- **Interface dataset entries**
────────────────────────────────────────

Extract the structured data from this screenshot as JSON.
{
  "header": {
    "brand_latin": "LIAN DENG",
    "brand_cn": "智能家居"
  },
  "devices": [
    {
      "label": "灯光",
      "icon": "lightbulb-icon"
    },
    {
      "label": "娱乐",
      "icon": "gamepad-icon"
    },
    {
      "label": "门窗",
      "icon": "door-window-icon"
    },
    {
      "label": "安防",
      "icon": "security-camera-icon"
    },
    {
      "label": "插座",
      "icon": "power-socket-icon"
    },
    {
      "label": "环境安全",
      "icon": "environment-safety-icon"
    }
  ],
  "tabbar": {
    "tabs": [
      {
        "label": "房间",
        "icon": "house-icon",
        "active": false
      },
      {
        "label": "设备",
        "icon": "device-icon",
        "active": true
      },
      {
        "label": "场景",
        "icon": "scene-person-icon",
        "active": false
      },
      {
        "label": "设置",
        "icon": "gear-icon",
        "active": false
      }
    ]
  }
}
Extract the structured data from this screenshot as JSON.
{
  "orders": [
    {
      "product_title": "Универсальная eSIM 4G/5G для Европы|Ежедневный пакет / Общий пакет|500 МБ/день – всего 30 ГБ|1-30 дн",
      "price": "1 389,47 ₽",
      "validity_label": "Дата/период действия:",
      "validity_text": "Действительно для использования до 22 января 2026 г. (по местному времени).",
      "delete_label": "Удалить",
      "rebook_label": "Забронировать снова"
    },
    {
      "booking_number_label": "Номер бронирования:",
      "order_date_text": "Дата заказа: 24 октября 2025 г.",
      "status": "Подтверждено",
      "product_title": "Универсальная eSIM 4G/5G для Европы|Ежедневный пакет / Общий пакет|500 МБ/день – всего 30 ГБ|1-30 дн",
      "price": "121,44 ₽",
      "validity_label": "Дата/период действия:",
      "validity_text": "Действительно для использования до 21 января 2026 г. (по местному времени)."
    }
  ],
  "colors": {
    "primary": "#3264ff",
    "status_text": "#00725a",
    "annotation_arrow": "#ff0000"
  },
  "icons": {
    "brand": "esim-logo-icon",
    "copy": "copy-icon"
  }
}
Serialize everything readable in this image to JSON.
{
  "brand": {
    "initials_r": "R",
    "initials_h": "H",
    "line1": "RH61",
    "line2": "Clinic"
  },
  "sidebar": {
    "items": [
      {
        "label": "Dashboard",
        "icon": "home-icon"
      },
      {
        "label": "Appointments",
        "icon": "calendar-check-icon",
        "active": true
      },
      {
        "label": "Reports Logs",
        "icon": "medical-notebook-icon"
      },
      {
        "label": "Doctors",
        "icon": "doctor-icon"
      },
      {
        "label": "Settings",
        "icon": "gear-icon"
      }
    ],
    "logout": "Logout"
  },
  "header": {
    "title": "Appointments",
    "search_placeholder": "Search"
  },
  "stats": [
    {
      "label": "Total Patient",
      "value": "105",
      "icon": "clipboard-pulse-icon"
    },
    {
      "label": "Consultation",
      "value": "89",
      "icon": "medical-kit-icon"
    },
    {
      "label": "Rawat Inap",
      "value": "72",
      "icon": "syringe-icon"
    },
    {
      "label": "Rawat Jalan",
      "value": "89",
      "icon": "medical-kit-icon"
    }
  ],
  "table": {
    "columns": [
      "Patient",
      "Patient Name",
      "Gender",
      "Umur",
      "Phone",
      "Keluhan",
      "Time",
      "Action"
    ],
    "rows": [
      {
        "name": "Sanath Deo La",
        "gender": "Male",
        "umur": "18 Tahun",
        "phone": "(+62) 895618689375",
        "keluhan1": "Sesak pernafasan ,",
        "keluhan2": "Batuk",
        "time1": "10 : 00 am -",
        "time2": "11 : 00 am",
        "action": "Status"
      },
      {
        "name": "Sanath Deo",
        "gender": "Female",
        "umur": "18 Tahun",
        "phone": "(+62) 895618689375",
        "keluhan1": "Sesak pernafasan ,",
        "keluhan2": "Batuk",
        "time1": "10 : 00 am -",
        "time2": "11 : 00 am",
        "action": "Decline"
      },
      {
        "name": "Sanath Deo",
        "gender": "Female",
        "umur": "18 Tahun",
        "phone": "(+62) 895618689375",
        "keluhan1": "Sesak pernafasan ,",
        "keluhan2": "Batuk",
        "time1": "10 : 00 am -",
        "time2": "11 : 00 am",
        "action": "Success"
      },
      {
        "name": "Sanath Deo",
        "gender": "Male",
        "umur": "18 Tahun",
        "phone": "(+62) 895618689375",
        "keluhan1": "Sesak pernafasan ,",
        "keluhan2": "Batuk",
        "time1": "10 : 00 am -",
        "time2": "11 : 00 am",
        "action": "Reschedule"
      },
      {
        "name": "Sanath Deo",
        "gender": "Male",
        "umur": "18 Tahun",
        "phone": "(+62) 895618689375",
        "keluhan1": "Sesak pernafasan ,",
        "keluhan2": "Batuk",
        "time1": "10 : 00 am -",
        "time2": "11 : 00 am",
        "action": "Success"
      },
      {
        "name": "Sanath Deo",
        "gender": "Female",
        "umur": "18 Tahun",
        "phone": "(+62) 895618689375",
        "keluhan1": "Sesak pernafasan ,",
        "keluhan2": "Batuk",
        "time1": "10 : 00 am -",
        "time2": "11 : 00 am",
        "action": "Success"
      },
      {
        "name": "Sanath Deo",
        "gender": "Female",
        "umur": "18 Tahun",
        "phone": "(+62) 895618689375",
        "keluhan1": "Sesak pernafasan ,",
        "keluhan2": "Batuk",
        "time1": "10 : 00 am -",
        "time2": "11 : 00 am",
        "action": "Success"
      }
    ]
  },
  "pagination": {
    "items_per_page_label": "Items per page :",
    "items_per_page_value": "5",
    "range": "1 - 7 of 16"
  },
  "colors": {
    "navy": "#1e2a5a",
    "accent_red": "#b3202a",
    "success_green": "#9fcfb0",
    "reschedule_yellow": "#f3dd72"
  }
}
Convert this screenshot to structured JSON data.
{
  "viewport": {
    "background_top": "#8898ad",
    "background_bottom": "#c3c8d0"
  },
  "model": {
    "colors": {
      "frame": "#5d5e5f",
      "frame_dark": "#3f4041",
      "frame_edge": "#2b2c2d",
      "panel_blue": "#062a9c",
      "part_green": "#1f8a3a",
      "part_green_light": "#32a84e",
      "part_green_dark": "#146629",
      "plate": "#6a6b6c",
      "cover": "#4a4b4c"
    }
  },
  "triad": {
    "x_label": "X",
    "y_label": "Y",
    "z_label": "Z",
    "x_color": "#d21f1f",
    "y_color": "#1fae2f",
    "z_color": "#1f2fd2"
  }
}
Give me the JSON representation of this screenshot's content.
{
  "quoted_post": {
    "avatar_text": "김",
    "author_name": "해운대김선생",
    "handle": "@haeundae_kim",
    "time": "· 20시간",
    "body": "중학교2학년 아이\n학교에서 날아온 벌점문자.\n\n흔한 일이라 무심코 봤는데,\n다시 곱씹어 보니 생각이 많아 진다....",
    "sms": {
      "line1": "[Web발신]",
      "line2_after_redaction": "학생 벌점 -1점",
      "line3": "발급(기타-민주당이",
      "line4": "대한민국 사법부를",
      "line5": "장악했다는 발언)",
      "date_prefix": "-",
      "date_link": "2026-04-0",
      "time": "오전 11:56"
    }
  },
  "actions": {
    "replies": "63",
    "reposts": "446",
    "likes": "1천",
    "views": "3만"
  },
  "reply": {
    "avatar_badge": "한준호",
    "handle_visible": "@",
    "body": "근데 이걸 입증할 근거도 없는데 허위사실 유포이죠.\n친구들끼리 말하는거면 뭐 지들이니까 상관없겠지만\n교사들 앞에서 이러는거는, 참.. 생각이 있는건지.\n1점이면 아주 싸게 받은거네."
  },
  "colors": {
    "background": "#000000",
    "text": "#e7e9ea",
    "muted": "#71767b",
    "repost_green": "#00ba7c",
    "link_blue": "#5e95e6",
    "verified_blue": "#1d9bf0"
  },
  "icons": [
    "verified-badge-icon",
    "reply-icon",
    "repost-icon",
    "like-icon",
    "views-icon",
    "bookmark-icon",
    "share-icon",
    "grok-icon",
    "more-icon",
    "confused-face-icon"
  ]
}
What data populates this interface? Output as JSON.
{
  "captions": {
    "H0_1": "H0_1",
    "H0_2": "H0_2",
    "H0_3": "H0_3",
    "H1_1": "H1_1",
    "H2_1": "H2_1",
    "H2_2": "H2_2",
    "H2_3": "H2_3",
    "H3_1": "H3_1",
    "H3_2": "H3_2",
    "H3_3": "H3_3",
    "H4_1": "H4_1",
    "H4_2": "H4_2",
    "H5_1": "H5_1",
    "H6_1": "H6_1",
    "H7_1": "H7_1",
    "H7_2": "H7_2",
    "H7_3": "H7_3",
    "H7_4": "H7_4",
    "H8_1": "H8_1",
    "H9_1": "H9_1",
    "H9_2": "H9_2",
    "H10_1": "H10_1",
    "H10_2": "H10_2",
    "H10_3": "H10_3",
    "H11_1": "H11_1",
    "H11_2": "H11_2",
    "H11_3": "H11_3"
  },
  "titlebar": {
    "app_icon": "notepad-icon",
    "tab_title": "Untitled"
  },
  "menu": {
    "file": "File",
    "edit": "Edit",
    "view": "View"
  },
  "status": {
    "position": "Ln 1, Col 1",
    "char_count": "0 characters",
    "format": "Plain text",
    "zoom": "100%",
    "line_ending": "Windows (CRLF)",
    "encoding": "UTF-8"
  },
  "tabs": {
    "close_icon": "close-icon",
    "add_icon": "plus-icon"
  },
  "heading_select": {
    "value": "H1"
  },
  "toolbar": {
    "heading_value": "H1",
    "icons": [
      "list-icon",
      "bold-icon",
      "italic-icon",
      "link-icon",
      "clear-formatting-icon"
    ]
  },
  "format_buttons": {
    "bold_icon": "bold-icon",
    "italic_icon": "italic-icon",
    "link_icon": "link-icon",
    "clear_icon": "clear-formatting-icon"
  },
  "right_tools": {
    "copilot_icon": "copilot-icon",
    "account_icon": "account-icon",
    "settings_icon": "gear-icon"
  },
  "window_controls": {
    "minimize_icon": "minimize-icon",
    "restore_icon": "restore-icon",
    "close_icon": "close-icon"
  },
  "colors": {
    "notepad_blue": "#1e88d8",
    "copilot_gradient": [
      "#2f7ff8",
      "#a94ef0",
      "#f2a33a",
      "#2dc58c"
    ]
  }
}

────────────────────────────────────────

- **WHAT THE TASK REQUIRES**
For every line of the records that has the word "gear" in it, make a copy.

- **TASK RESPONSE**
        "icon": "gear-icon",
        "icon": "gear-icon"
    "settings_icon": "gear-icon"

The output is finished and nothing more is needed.